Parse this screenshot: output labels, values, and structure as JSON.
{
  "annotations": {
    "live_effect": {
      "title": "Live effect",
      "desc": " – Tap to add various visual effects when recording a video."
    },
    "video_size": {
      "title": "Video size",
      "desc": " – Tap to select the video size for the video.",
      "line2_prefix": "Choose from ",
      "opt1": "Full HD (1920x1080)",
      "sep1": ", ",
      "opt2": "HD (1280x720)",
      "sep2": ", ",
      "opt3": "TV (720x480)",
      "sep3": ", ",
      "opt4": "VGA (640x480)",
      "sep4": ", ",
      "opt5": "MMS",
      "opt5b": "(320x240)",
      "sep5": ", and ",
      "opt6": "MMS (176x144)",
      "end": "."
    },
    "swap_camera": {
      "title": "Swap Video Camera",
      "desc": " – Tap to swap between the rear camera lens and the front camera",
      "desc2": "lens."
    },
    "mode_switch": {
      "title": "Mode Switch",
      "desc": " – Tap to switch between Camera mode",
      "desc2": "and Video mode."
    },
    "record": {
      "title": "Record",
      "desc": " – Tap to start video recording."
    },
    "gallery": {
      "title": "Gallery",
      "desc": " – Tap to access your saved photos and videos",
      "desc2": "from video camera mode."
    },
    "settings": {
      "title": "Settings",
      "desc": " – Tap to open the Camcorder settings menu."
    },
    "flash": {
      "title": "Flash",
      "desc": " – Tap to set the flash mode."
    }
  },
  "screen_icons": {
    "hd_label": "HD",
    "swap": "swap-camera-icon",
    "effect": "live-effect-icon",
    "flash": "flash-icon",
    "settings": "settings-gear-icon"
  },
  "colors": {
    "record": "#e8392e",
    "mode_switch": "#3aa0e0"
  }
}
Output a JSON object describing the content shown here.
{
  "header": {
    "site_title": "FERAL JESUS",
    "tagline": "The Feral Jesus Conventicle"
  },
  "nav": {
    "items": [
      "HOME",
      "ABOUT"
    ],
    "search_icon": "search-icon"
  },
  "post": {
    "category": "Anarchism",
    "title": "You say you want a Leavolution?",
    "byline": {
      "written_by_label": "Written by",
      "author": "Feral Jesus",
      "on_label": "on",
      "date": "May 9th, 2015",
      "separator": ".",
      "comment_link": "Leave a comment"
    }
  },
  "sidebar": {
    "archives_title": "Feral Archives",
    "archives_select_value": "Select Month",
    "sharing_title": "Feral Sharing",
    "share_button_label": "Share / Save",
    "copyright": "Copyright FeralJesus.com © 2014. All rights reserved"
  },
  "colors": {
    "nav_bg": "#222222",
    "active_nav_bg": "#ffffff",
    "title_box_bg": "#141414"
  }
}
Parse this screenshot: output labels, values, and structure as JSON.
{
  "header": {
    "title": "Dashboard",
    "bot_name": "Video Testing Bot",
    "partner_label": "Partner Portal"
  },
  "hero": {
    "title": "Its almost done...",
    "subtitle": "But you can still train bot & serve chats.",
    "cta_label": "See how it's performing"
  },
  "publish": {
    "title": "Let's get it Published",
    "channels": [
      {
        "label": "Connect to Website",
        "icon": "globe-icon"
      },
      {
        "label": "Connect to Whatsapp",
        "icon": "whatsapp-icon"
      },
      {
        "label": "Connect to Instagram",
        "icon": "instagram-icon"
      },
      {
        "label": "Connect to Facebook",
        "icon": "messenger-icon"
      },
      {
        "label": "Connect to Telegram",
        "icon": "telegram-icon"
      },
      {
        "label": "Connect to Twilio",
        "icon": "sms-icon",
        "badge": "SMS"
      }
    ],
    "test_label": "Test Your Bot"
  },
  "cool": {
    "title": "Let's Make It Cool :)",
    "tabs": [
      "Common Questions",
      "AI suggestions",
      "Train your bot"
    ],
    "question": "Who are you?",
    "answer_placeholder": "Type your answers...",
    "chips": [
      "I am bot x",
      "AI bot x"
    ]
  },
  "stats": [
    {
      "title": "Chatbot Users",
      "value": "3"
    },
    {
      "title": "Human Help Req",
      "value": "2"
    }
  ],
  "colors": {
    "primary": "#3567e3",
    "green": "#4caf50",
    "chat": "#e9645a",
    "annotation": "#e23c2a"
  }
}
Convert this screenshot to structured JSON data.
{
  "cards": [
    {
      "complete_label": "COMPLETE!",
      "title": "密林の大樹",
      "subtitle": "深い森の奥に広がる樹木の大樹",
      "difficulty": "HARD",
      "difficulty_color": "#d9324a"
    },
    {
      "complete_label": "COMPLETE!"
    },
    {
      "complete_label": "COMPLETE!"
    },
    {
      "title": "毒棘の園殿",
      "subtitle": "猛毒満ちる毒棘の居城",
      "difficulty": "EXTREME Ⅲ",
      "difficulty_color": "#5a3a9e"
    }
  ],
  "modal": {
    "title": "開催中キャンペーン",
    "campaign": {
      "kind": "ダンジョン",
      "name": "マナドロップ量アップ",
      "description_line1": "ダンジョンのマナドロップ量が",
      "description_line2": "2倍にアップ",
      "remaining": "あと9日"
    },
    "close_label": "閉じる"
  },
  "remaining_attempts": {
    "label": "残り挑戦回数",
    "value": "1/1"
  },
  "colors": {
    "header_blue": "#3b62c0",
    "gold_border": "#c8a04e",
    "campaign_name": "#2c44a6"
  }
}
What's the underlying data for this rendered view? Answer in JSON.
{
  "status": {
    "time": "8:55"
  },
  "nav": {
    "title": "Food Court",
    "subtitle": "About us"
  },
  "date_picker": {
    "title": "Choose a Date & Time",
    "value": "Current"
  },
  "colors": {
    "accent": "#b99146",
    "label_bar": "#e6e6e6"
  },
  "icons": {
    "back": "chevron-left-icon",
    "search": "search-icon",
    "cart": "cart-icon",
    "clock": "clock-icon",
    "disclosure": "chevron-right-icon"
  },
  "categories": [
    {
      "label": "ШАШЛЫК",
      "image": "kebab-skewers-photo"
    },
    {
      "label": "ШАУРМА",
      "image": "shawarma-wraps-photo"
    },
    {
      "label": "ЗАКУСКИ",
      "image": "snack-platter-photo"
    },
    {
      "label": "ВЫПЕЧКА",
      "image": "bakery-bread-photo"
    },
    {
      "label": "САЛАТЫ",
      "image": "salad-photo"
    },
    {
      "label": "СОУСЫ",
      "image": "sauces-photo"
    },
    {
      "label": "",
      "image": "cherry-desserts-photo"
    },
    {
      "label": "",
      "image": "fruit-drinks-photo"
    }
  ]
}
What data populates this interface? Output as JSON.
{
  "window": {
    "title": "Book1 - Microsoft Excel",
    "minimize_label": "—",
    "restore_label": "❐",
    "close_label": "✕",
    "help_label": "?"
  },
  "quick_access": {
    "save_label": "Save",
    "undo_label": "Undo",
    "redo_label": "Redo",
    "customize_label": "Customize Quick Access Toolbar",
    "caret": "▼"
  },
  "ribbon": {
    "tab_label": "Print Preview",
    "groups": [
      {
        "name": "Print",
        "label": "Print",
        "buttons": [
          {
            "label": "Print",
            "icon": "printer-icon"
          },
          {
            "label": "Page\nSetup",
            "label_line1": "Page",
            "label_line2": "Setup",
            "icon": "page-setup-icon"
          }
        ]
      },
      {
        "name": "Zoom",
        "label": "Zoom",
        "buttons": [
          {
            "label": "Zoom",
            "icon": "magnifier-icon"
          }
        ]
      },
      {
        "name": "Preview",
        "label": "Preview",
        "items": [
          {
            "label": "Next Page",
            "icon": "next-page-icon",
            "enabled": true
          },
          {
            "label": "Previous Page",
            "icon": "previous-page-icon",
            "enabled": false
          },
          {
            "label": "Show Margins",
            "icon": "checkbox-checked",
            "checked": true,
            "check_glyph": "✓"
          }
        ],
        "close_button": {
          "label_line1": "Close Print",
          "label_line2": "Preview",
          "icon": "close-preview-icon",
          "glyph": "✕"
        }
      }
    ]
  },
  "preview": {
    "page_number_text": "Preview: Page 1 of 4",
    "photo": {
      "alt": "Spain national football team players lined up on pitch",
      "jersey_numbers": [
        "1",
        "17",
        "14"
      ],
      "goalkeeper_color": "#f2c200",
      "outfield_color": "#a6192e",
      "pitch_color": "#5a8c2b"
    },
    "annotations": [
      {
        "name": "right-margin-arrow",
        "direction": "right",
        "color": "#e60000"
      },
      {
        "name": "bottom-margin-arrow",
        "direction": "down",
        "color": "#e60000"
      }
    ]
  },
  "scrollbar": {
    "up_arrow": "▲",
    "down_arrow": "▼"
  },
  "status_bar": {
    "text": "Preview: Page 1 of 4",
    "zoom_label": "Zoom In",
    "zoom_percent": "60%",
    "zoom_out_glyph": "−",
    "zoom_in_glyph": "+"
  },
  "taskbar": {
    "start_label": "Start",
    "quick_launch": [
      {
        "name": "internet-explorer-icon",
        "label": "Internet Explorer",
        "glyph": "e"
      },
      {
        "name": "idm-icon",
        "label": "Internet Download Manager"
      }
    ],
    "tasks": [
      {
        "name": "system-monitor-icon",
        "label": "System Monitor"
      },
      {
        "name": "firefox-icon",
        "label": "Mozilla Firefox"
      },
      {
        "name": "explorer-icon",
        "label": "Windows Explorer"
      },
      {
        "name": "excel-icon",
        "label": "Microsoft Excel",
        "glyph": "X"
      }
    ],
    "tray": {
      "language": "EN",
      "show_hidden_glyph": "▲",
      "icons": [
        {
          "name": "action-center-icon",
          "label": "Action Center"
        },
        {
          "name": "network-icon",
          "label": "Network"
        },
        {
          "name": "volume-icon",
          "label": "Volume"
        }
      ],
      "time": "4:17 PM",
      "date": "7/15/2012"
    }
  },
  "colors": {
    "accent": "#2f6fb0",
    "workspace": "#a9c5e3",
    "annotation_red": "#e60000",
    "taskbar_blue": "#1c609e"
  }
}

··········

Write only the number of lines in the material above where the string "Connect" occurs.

6